My first app was the Hello, Purr app. It is a modification of the Hello, World application that has been used to start budding programmers for decades. The class textbook and instructor encouraged us to add our own variations and modifications to the app. I came up with Nice Kitty.
Nice Kitty was okay, but I couldn’t resist playing with it some more. So, I have made several changes to the app. Here is a list of the updates.
* changed the app icon to match the lion’s photo
* added a Stop Roaring button to stop the lion in mid-roar – When pressed, it should return everything to “normal”
* added a Nap Time button so the poor fella can get a little rest – When pressed it plays a song clip (“Lion Sleeps Tonight”, of course) and changes the photo
* changed some of the duplicate code into a procedure, then called the procedure – I was particularly impressed at how easy this was, and how easy it makes fixing bugs!
* fixed the bugs that came up in developing v 2.0 (that was a fun option in and of itself…changing the version #) – If the lion was napping and you tapped the picture, the lion roared, but nothing else changed. That was an error I hadn’t anticipated, and it took some If-Then blocks to fix. Again, I was impressed at how easy it was to add If-Then blocks.
I’m guessing that some of you readers will find another way to crash the app. That’s the fun part of app testing, after all. If you do, please let me know. Maybe I can play with making a version 2.1. This has definitely been a fun process!
Also, I used a clock to change the photos back to the “normal” photo of the lion sitting there.
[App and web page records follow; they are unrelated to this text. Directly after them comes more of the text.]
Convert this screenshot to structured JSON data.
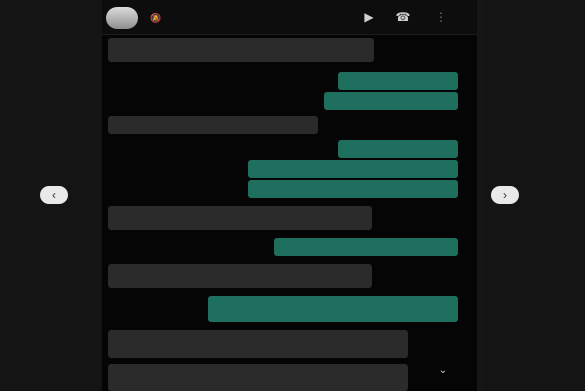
{
  "header": {
    "contact_name": "",
    "status": "",
    "mute_icon": "bell-off-icon",
    "video_icon": "video-camera-icon",
    "call_icon": "phone-icon",
    "menu_icon": "more-vert-icon"
  },
  "navigation": {
    "prev_label": "‹",
    "next_label": "›"
  },
  "messages": [
    {
      "dir": "in",
      "text": "",
      "time": ""
    },
    {
      "dir": "in",
      "text": "",
      "time": ""
    },
    {
      "dir": "out",
      "text": "",
      "time": ""
    },
    {
      "dir": "out",
      "text": "",
      "time": ""
    },
    {
      "dir": "in",
      "text": "",
      "time": ""
    },
    {
      "dir": "in",
      "text": "",
      "time": ""
    },
    {
      "dir": "out",
      "text": "",
      "time": ""
    },
    {
      "dir": "out",
      "text": "",
      "time": ""
    },
    {
      "dir": "out",
      "text": "",
      "time": ""
    },
    {
      "dir": "in",
      "text": "",
      "time": ""
    },
    {
      "dir": "out",
      "text": "",
      "time": ""
    },
    {
      "dir": "in",
      "text": "",
      "time": ""
    },
    {
      "dir": "out",
      "text": "",
      "time": ""
    },
    {
      "dir": "in",
      "text": "",
      "time": ""
    },
    {
      "dir": "in",
      "text": "",
      "time": ""
    }
  ],
  "colors": {
    "background": "#050505",
    "incoming_bubble": "#2b2b2b",
    "outgoing_bubble": "#1f6f5f"
  }
}
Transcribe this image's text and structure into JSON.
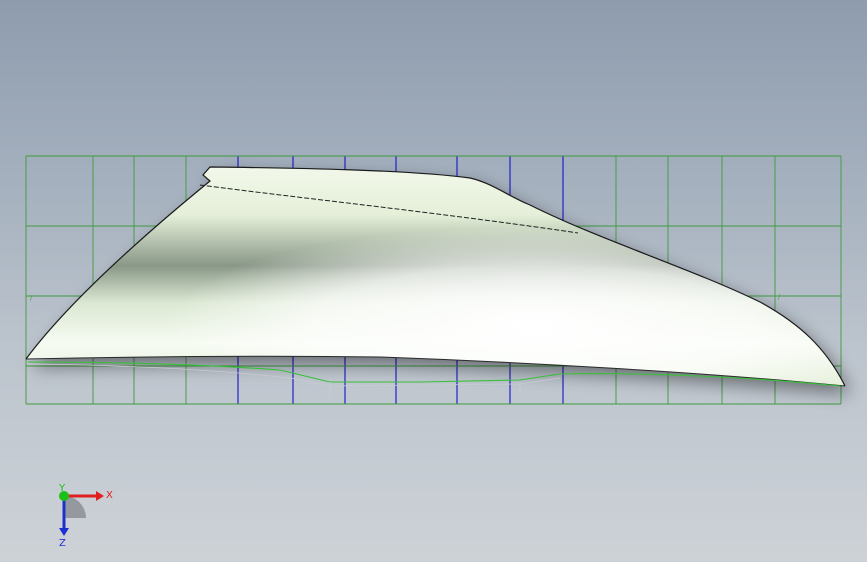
{
  "viewport": {
    "background_top": "#8e9cae",
    "background_bottom": "#cdd2d7"
  },
  "grid": {
    "color": "#3f9a3f",
    "highlight_color": "#2222c8",
    "edge_marker": "∕"
  },
  "model": {
    "surface_color": "#eef7e4",
    "shadow_color": "#7d8b7b",
    "edge_color": "#1a1a1a"
  },
  "triad": {
    "x_label": "X",
    "y_label": "Y",
    "z_label": "Z",
    "x_color": "#e02020",
    "y_color": "#18c018",
    "z_color": "#2030d0"
  }
}
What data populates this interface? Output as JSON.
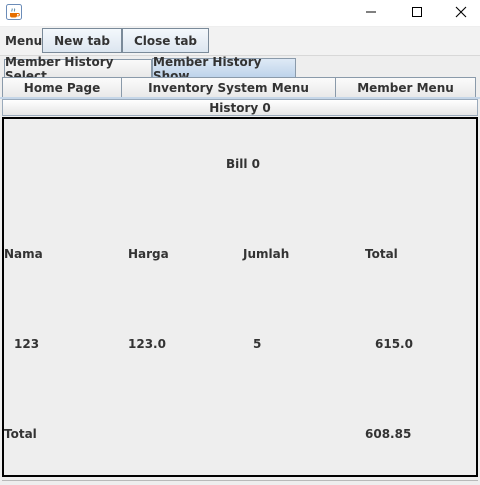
{
  "window": {
    "icon": "java-cup-icon",
    "controls": [
      "minimize-icon",
      "maximize-icon",
      "close-icon"
    ]
  },
  "menubar": {
    "menu_label": "Menu",
    "new_tab_label": "New tab",
    "close_tab_label": "Close tab"
  },
  "tabs_row1": [
    {
      "label": "Member History Select",
      "selected": false
    },
    {
      "label": "Member History Show",
      "selected": true
    }
  ],
  "tabs_row2": [
    {
      "label": "Home Page"
    },
    {
      "label": "Inventory System Menu"
    },
    {
      "label": "Member Menu"
    }
  ],
  "history": {
    "title": "History 0",
    "bill_title": "Bill 0",
    "columns": [
      "Nama",
      "Harga",
      "Jumlah",
      "Total"
    ],
    "rows": [
      {
        "nama": "123",
        "harga": "123.0",
        "jumlah": "5",
        "total": "615.0"
      }
    ],
    "total_label": "Total",
    "total_value": "608.85"
  },
  "colors": {
    "selected_tab": "#bcd2ea",
    "panel_border": "#000000",
    "background": "#eeeeee"
  }
}
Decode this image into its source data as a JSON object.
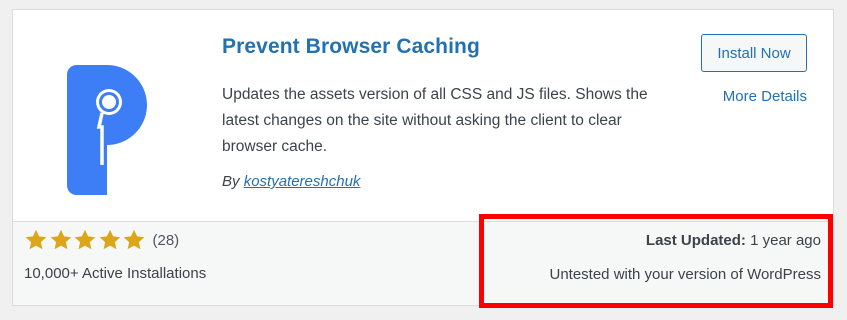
{
  "plugin": {
    "title": "Prevent Browser Caching",
    "description": "Updates the assets version of all CSS and JS files. Shows the latest changes on the site without asking the client to clear browser cache.",
    "author_prefix": "By",
    "author_name": "kostyatereshchuk",
    "install_label": "Install Now",
    "more_details_label": "More Details",
    "logo_icon": "plugin-logo-p-icon"
  },
  "footer": {
    "rating_stars": 5,
    "rating_max": 5,
    "rating_count": "(28)",
    "active_installs": "10,000+ Active Installations",
    "last_updated_label": "Last Updated:",
    "last_updated_value": "1 year ago",
    "compatibility": "Untested with your version of WordPress"
  },
  "colors": {
    "accent": "#2271b1",
    "logo_blue": "#3d7df6",
    "star": "#dba617",
    "highlight": "#ff0000"
  }
}
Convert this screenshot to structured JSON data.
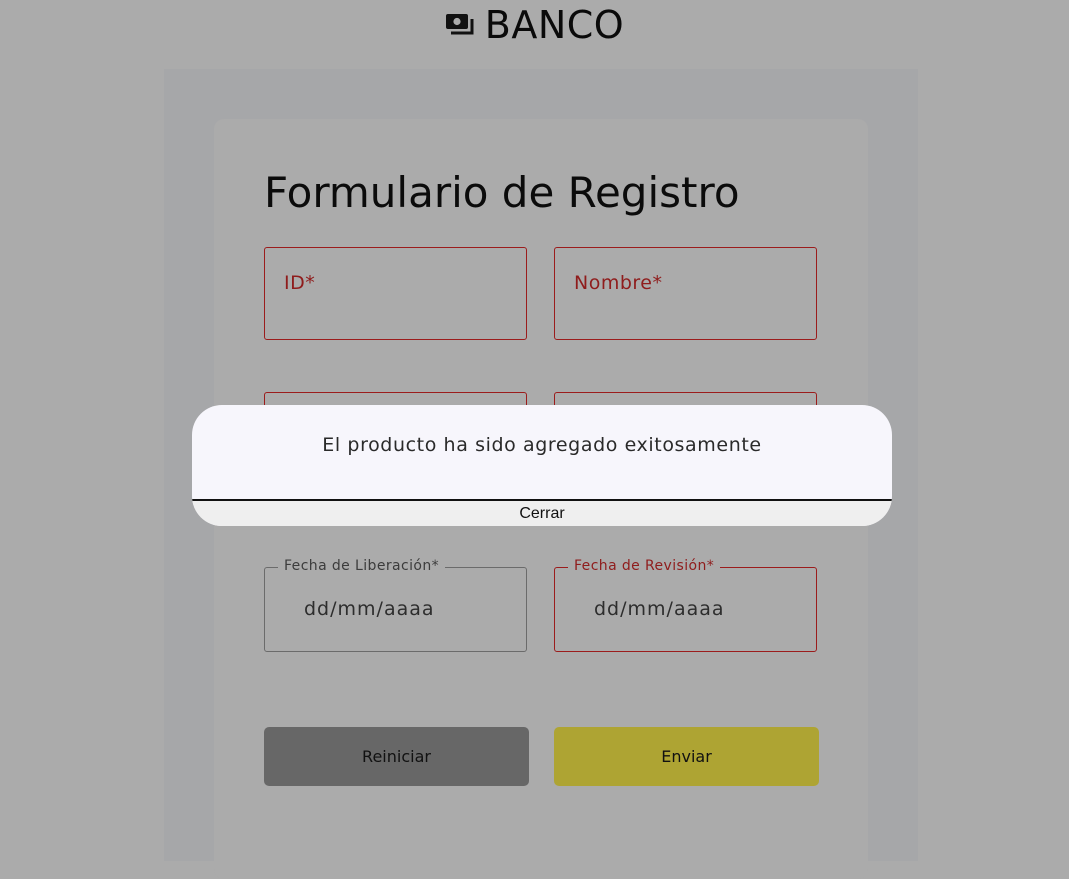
{
  "header": {
    "title": "BANCO",
    "icon": "money-icon"
  },
  "form": {
    "title": "Formulario de Registro",
    "fields": {
      "id": {
        "label": "ID*"
      },
      "name": {
        "label": "Nombre*"
      },
      "release_date": {
        "label": "Fecha de Liberación*",
        "placeholder": "dd/mm/aaaa"
      },
      "revision_date": {
        "label": "Fecha de Revisión*",
        "placeholder": "dd/mm/aaaa"
      }
    },
    "buttons": {
      "reset": "Reiniciar",
      "submit": "Enviar"
    }
  },
  "dialog": {
    "message": "El producto ha sido agregado exitosamente",
    "close_label": "Cerrar"
  },
  "colors": {
    "error": "#9b1c1c",
    "submit": "#aea433",
    "reset": "#676767",
    "backdrop": "#ababab"
  }
}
I’m guessing there is a more efficient and reliable way to do this. In case any of you have ideas, I’ve shared the aia file at this link. It comes up with a list of files/folders in the browser if you just open the link. Download it instead of opening it. Then in App Inventor 2, click on Projects>Import aia from my computer and browse to the downloaded file. (I’ve never imported an aia file before, so I hope this is how it works.)
As an aside, QR Code Monkey provides the option of adding a logo (like the www in this one). I like that because there have been times when I have wondered what my QR code reader was going to open (app, email, site). This gives a little hint, anyway. When I resized it (using MS Paint) to 225X225, my QR code reader took a bit to focus. I changed it to 250X250 and it read it more quickly. I don’t know if that was due to the size of the code, or how I was holding the tablet. But I think I’ll stick with 250, just in case.